Tacloban: A huge US aircraft carrier arrived off the coast of the typhoon-hit Philippines on Thursday, offering hope of a dramatic uptick in aid to destitute survivors as officials buried scores of rotting corpses.
The USS George Washington, with 5,000 sailors aboard, headed an eight-strong flotilla of US vessels bearing badly needed equipment, supplies and expertise for the thousands left homeless and hungry by one of the strongest storms in history.
But almost a week after Super Typhoon Haiyan swept through the country`s central islands, killing thousands and leaving a security vacuum in its wake, desperation was still apparent and many of the dead remained unburied.
"I do feel that we have let people down," conceded United Nations humanitarian aid chief Valerie Amos, who had visited the shattered city of Tacloban on Wednesday.
"Those who have been able to leave have done so. Many more are trying. People are extremely desperate for help," she told reporters in Manila.
"We need to get assistance to them now. They are already saying it has taken too long to arrive. Ensuring a faster delivery is our... Immediate priority."

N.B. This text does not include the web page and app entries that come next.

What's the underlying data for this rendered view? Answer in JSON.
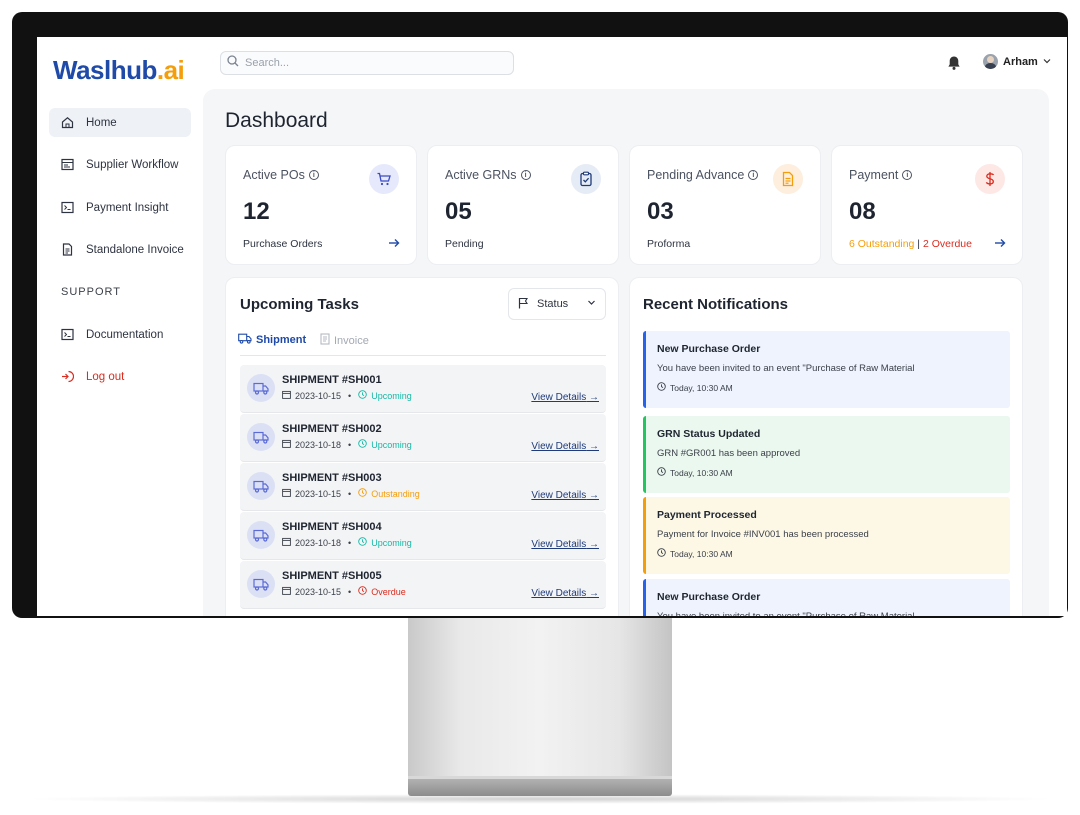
{
  "brand": {
    "name_part1": "Waslhub",
    "name_part2": ".ai"
  },
  "topbar": {
    "search_placeholder": "Search...",
    "user_name": "Arham"
  },
  "sidebar": {
    "items": [
      {
        "label": "Home",
        "icon": "home-icon"
      },
      {
        "label": "Supplier Workflow",
        "icon": "workflow-icon"
      },
      {
        "label": "Payment Insight",
        "icon": "terminal-icon"
      },
      {
        "label": "Standalone Invoice",
        "icon": "document-icon"
      }
    ],
    "support_label": "SUPPORT",
    "support_items": [
      {
        "label": "Documentation",
        "icon": "terminal-icon"
      },
      {
        "label": "Log out",
        "icon": "logout-icon"
      }
    ]
  },
  "page": {
    "title": "Dashboard"
  },
  "stats": [
    {
      "label": "Active POs",
      "value": "12",
      "sub": "Purchase Orders",
      "icon": "cart-icon",
      "color": "#e6e9fb"
    },
    {
      "label": "Active GRNs",
      "value": "05",
      "sub": "Pending",
      "icon": "clipboard-check-icon",
      "color": "#e6ecf5"
    },
    {
      "label": "Pending Advance",
      "value": "03",
      "sub": "Proforma",
      "icon": "file-icon",
      "color": "#fdeedd"
    },
    {
      "label": "Payment",
      "value": "08",
      "sub_outstanding": "6 Outstanding",
      "sub_sep": " | ",
      "sub_overdue": "2 Overdue",
      "icon": "dollar-icon",
      "color": "#fde8e6"
    }
  ],
  "tasks": {
    "title": "Upcoming Tasks",
    "status_label": "Status",
    "tabs": [
      {
        "label": "Shipment"
      },
      {
        "label": "Invoice"
      }
    ],
    "view_label": "View Details",
    "rows": [
      {
        "id": "SHIPMENT #SH001",
        "date": "2023-10-15",
        "status": "Upcoming"
      },
      {
        "id": "SHIPMENT #SH002",
        "date": "2023-10-18",
        "status": "Upcoming"
      },
      {
        "id": "SHIPMENT #SH003",
        "date": "2023-10-15",
        "status": "Outstanding"
      },
      {
        "id": "SHIPMENT #SH004",
        "date": "2023-10-18",
        "status": "Upcoming"
      },
      {
        "id": "SHIPMENT #SH005",
        "date": "2023-10-15",
        "status": "Overdue"
      }
    ]
  },
  "notifications": {
    "title": "Recent Notifications",
    "items": [
      {
        "title": "New Purchase Order",
        "body": "You have been invited to an event \"Purchase of Raw Material",
        "time": "Today, 10:30 AM",
        "tone": "blue"
      },
      {
        "title": "GRN Status Updated",
        "body": "GRN #GR001 has been approved",
        "time": "Today, 10:30 AM",
        "tone": "green"
      },
      {
        "title": "Payment Processed",
        "body": "Payment for Invoice #INV001 has been processed",
        "time": "Today, 10:30 AM",
        "tone": "yellow"
      },
      {
        "title": "New Purchase Order",
        "body": "You have been invited to an event \"Purchase of Raw Material",
        "time": "",
        "tone": "blue"
      }
    ]
  },
  "colors": {
    "brand_blue": "#1f4aa8",
    "brand_orange": "#f59e0b",
    "danger": "#d92d20",
    "teal": "#14b8a6"
  }
}
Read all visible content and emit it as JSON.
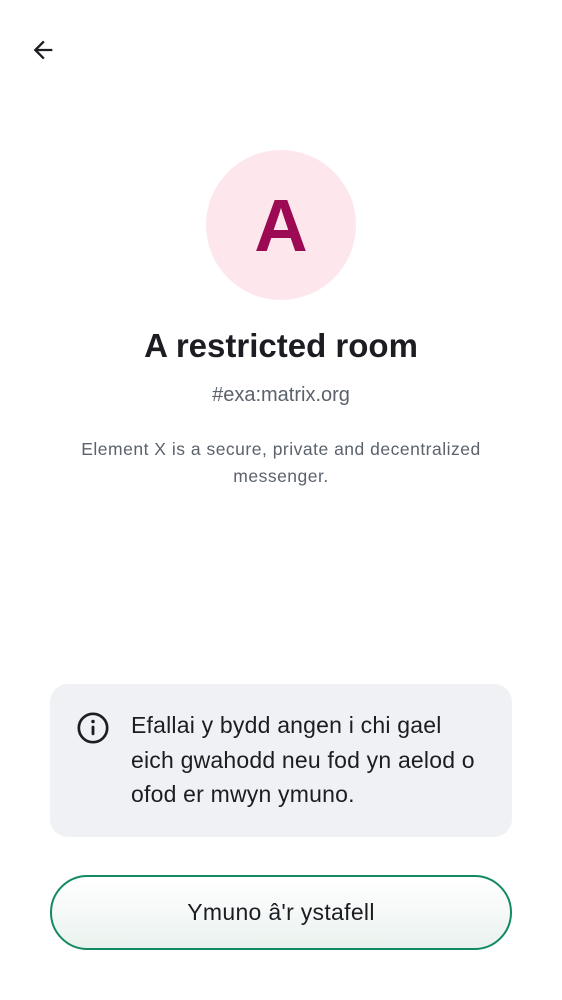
{
  "toolbar": {
    "back_icon": "arrow-left-icon"
  },
  "room": {
    "avatar_letter": "A",
    "avatar_bg": "#fde6ec",
    "avatar_fg": "#9b0a52",
    "name": "A restricted room",
    "alias": "#exa:matrix.org",
    "topic": "Element X is a secure, private and decentralized messenger."
  },
  "notice": {
    "icon": "info-icon",
    "text": "Efallai y bydd angen i chi gael eich gwahodd neu fod yn aelod o ofod er mwyn ymuno."
  },
  "actions": {
    "join_label": "Ymuno â'r ystafell",
    "accent": "#138a60"
  }
}
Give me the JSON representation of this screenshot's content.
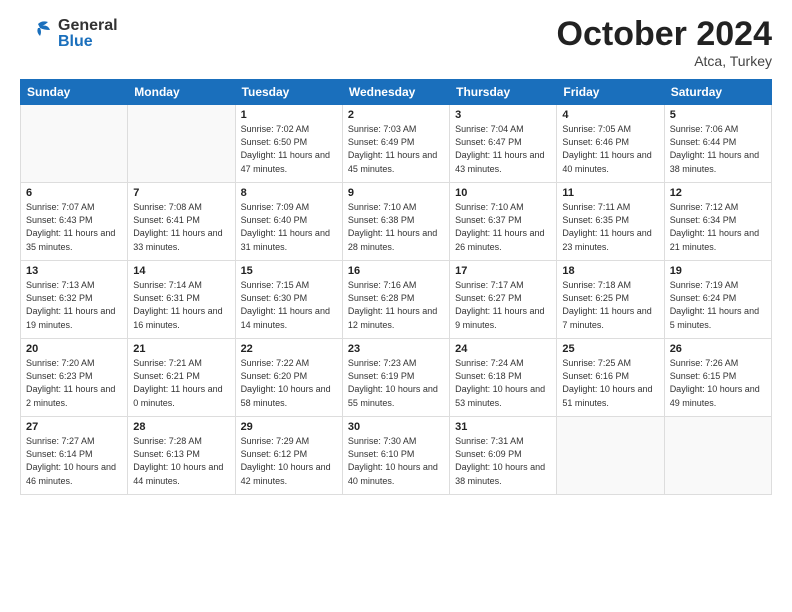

The world body`s leader Ban Ki-moon, currently in Latvia, later added UN agencies and teams "are on the ground to provide the necessary humanitarian assistance".
"Especially in the southern part there are tens of thousands of people exposed to the elements. We are doing everything possible to rush assistance to those who need it."
Around 110 corpses were interred in a mass grave today before heavy-digging machinery broke down, Tacloban mayor Alfred Romualdez said.
They were placed at the bottom of a huge pit that is expected to be several layers deep by the time it is covered over with earth.
"There are still so many cadavers in so many areas. It`s scary," Romualdez told AFP, adding that retrieval teams were struggling to cope.
"There would be a request from one community to collect five or 10 bodies and when we get there, there are 40," he said, describing aid agencies` response to the crisis as too slow.
US President Barack Obama urged Americans to donate generously to their former Asian colony.
US officials said relief channels were slowly opening up with the reopening of a main road.
Ships and planes from Asia-Pacific nations and Europe are also converging on the Philippines, bearing food, water, medical supplies, tents and other essentials to a population in dire need of the basics of life.